Federal agencies are relying almost entirely on information provided by applicants during the hiring process—rather than objective or expert-driven assessments—and now there’s a public dashboard to prove it.
Agencies are under mandate from a June 2020 executive order to use more assessment tools in the hiring process, rather than relying solely on resumes and questionnaires. As federal programs move to meet this task, a group of agencies worked to gather and present data on how current efforts are going.
Per a report and interactive dashboard released this week, agencies do not appear to be collecting much hard, objective data on job applicants.
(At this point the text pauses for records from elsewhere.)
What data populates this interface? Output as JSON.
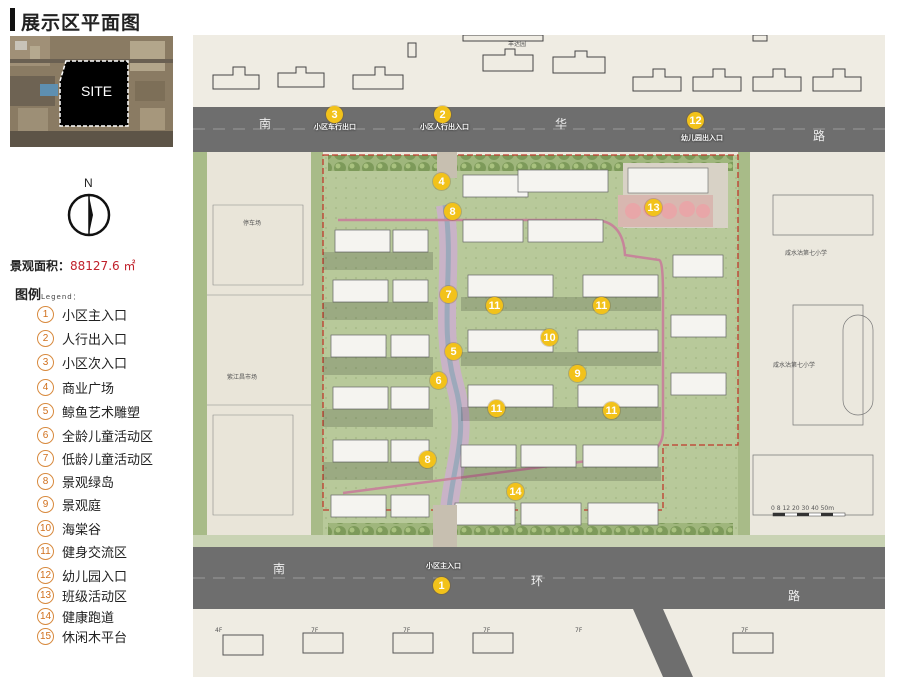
{
  "page": {
    "title": "展示区平面图"
  },
  "thumbnail": {
    "site_label": "SITE"
  },
  "compass": {
    "label": "N"
  },
  "area": {
    "label": "景观面积：",
    "value": "88127.6 ㎡"
  },
  "legend": {
    "title": "图例",
    "subtitle": "Legend：",
    "items": [
      {
        "num": "1",
        "label": "小区主入口"
      },
      {
        "num": "2",
        "label": "人行出入口"
      },
      {
        "num": "3",
        "label": "小区次入口"
      },
      {
        "num": "4",
        "label": "商业广场"
      },
      {
        "num": "5",
        "label": "鲸鱼艺术雕塑"
      },
      {
        "num": "6",
        "label": "全龄儿童活动区"
      },
      {
        "num": "7",
        "label": "低龄儿童活动区"
      },
      {
        "num": "8",
        "label": "景观绿岛"
      },
      {
        "num": "9",
        "label": "景观庭"
      },
      {
        "num": "10",
        "label": "海棠谷"
      },
      {
        "num": "11",
        "label": "健身交流区"
      },
      {
        "num": "12",
        "label": "幼儿园入口"
      },
      {
        "num": "13",
        "label": "班级活动区"
      },
      {
        "num": "14",
        "label": "健康跑道"
      },
      {
        "num": "15",
        "label": "休闲木平台"
      }
    ]
  },
  "plan": {
    "north_road": [
      "南",
      "华",
      "路"
    ],
    "south_road": [
      "南",
      "环",
      "路"
    ],
    "gate_labels": {
      "vehicle_exit": "小区车行出口",
      "pedestrian": "小区人行出入口",
      "kindergarten": "幼儿园出入口",
      "main": "小区主入口"
    },
    "markers": [
      "1",
      "2",
      "3",
      "4",
      "5",
      "6",
      "7",
      "8",
      "8",
      "9",
      "10",
      "11",
      "11",
      "11",
      "11",
      "12",
      "13",
      "14"
    ],
    "labels": {
      "top_street": "丰达园",
      "parking": "停车场",
      "market": "紫江昌市场",
      "school_1": "咸水沽第七小学",
      "school_2": "咸水沽第七小学",
      "scale": "0 8 12 20 30 40 50m",
      "floor_marks": [
        "4F",
        "7F",
        "7F",
        "7F",
        "7F",
        "7F"
      ]
    },
    "colors": {
      "road": "#6f6f6f",
      "badge": "#f2c21a",
      "boundary": "#c0392b",
      "accent": "#c0202a"
    }
  }
}
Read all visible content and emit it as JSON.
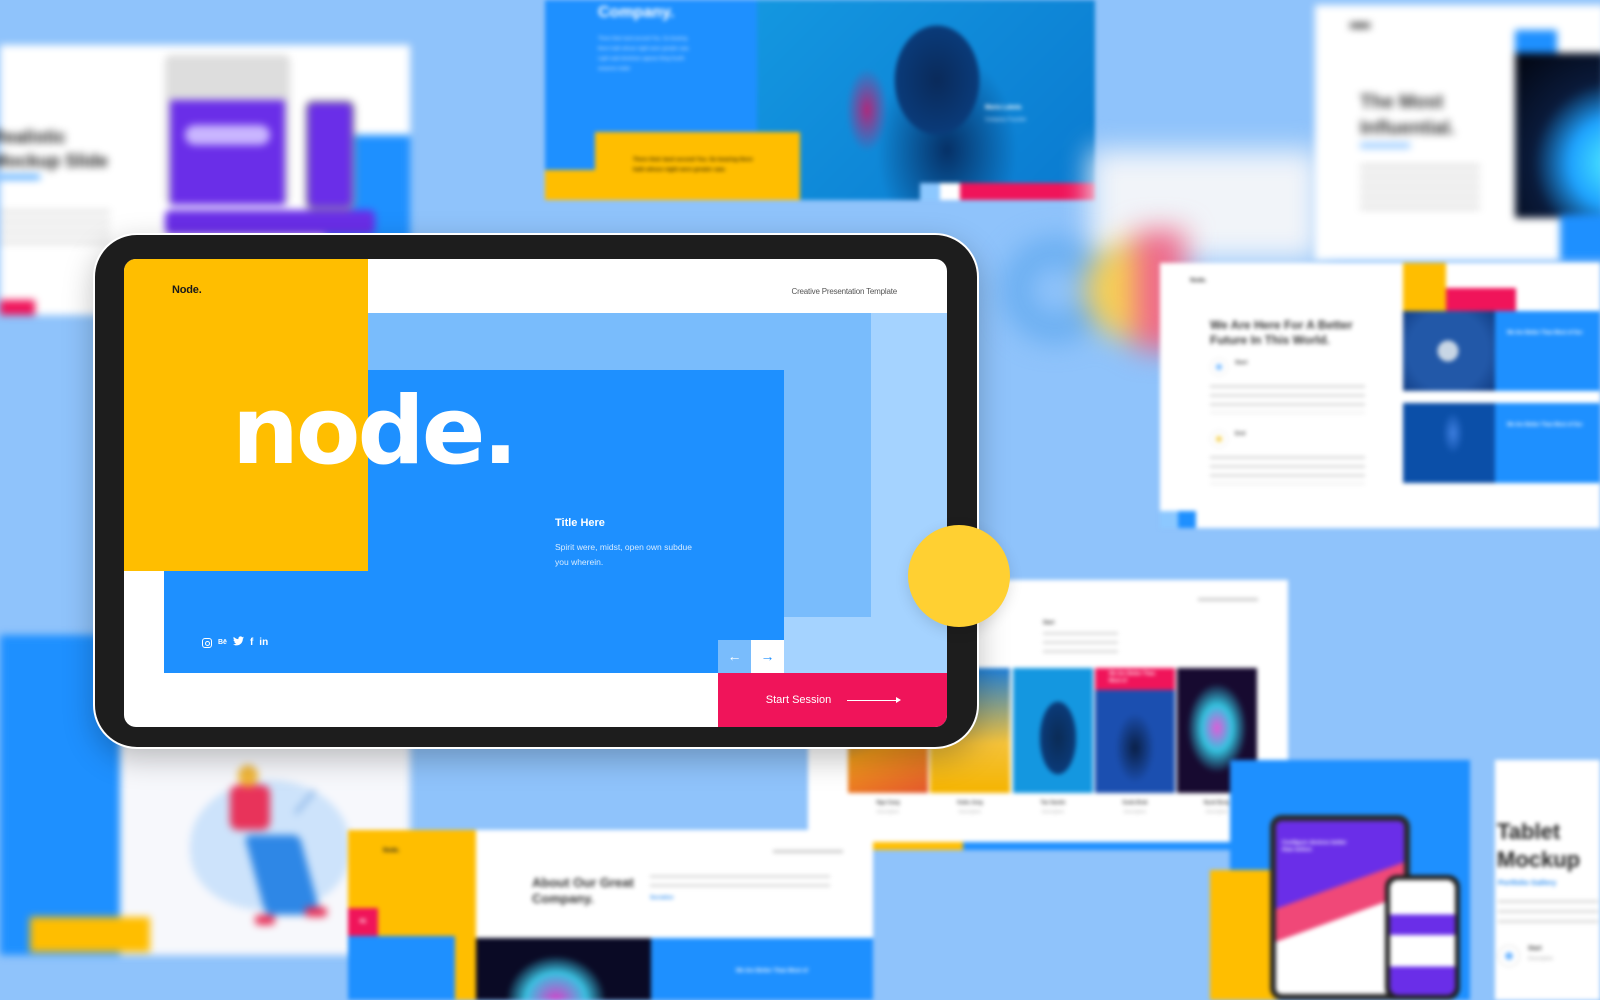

According to statistics pulled from openings posted to USAJobs, 90% of postings relied solely on information provided by the job applicant—including a resume and answers on a self-assessment questionnaire.
The analysis shows no rise or drop in job offers based on the number and type of assessments.
“Of announcements that relied on at least one additional assessment to pre-certify applicants—such as a multiple-choice online exam to assess skills like reasoning, judgment, and interaction—53% led to a selection,” the report states, the same percentage of offers made by agencies only using self-assessment criteria.
However, the efficacy—defined as an agency making a job offer—of different assessment methods varies. The full breakdown compares the different mixes of methods, including solely using self-assessment or adding tools like USA Hire and SME-QA.
“By leveraging better assessment tools, agencies can ensure applicants are evaluated based on their skills and competencies to successfully perform in a position,” the report states. “This dashboard seeks to help federal HR professionals and hiring managers identify best practices in the use of assessments across agencies and job occupations using governmentwide data and trends, enabling the federal government to drive improvements to hiring over time.”
The dashboard’s creation follows a June 2020 executive order on “Modernizing and Reforming the Assessment and Hiring of Federal Job Candidates,” which, among other provisions, calls on the Office of Personnel Management to lead a team examining how and improving the ways in which assessments are used. That includes instructing that “agencies shall not rely solely on candidates’ self-evaluations of their stated abilities.”
While the Biden administration has already rolled back some Trump-era orders concerning the federal workforce, the June executive order remains intact.
The data shows the General Services Administration ahead of all other agencies in using multiple assessments, with 72% of job postings—290 of out 405—requiring additional assessments. OPM is second on the list at 57%—48 out of 84 postings.
On the other end of the spectrum, the Defense Department has the lowest rate, using alternatives to self-assessment in only 1% of postings—296 out of almost 52,000.
The report offers several other ways to slice and visualize the data, including comparisons by agency between the use of more assessment tools and job offer rates and a breakdown of the data by job category.
The project is a joint effort by OPM, GSA, the Office of Management and Budget, the U.S. Digital Service and additional “agency partners.”